Since decades, these TU bosses, have assisted the capitalists to chain the workers and hold them back from launching meaningful and real struggles. Every time, these TU bosses, divert the anger of workers away into peaceful channels and prevent them from mounting decisive assault upon the employers. It was absence of these TUs and the bureaucracies leading them, that gave the garment workers’ struggle, a radical edge.
Even before this, the militant outbreaks in Maruti, Graziano, and Godrej could take place only in absence of these TUs. As the trade unions intervened later, these struggles were completely ruined.
For long, these trade unions have been assimilated into the political establishment of the capitalism. All of the major trade unions in the country did have their seats on the Central Board of Trustees, Employees Provident Fund Organisation, under the central government, where the decision to amend the PF Rules, was taken. All of these trade unions were part of the conspiracy that finally galvanized into notification of February 10, which they all kept consciously away from the cognizance of workers and never called upon the workers to oppose it.
Core lesson of the Bengaluru workers’ surge is that the road to liberation of the working class goes through its own independent class actions on the streets. To retain this initiative and its class independence, the workers will have to turn their backs upon the labor bureaucracies and the Trade Unions under them. These TUs have already exhausted all of their steam long back in history and have become reactionary citadels to sell away the vital interests of the working class. Labor bureaucracies oppose or pay only lip-service to socialism and revolution. Unexceptionally these TUs and the bosses sitting in their offices, block the workers’ struggles from spreading around and assist the capitalist bosses, to get the disputes settled through peaceful negotiations. Their role is limited to stifling the workers struggles and inhibiting them from gaining wider momentum opening a revolutionary threshold.
Under the stronghold of these TUs, labor movement stands cornered to the fringes and the last two decades have been witness to a sharp decline in strikes. At this time, the Bengaluru workers movement has come as a streak of lightning among the dark clouds.
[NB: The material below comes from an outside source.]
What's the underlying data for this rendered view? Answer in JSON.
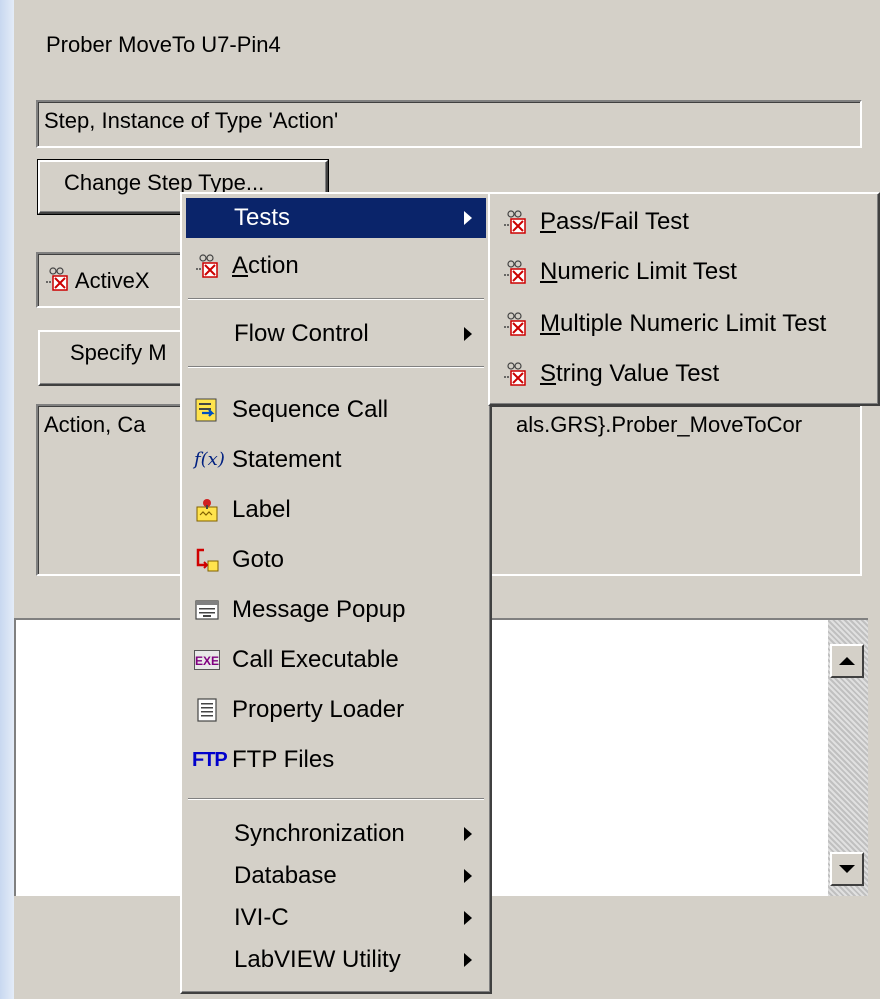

If workers’ movement has to take leap forward, it has to smash the stranglehold of these labour unions and bosses first to regain its class independence and initiative in the struggle.
Workers must break themselves away from all Trade Unions and labor bureaucracies and must reject all offers and proposals of TUs to join them. Instead, the rank and file workers must call the workers’ assemblies of struggling workers and elect the most militant elements among themselves into ‘struggle committees’, with right to recall and re-elect the elected representatives anytime.
The struggle of Bengaluru workers symbolises a sharp turn in the mood of the working class. It has opened a new threshold to new possibilities in the labor movement through radicalization of ordinary workers. The rapidity with which the workers were mobilized to action without any aid from outside, ensures the road to more dashing successes in future.
This struggle of Bengaluru workers must be made the spearhead of a broader revolutionary offensive of the entire working class, not only in India but in entire South Asia to counter the concerted assaults being made by the respective elite rulers upon living standards of the workers, under cover of ‘labor reforms’.
If workers of one trade in one city can force the government to bend in no time, the working class of the sub-continent, organized around a revolutionary fighting program and an able leadership, would sure be successful to blow away its class enemies and their respective states and establish the rule of workers and toilers, socialism in place of capitalism.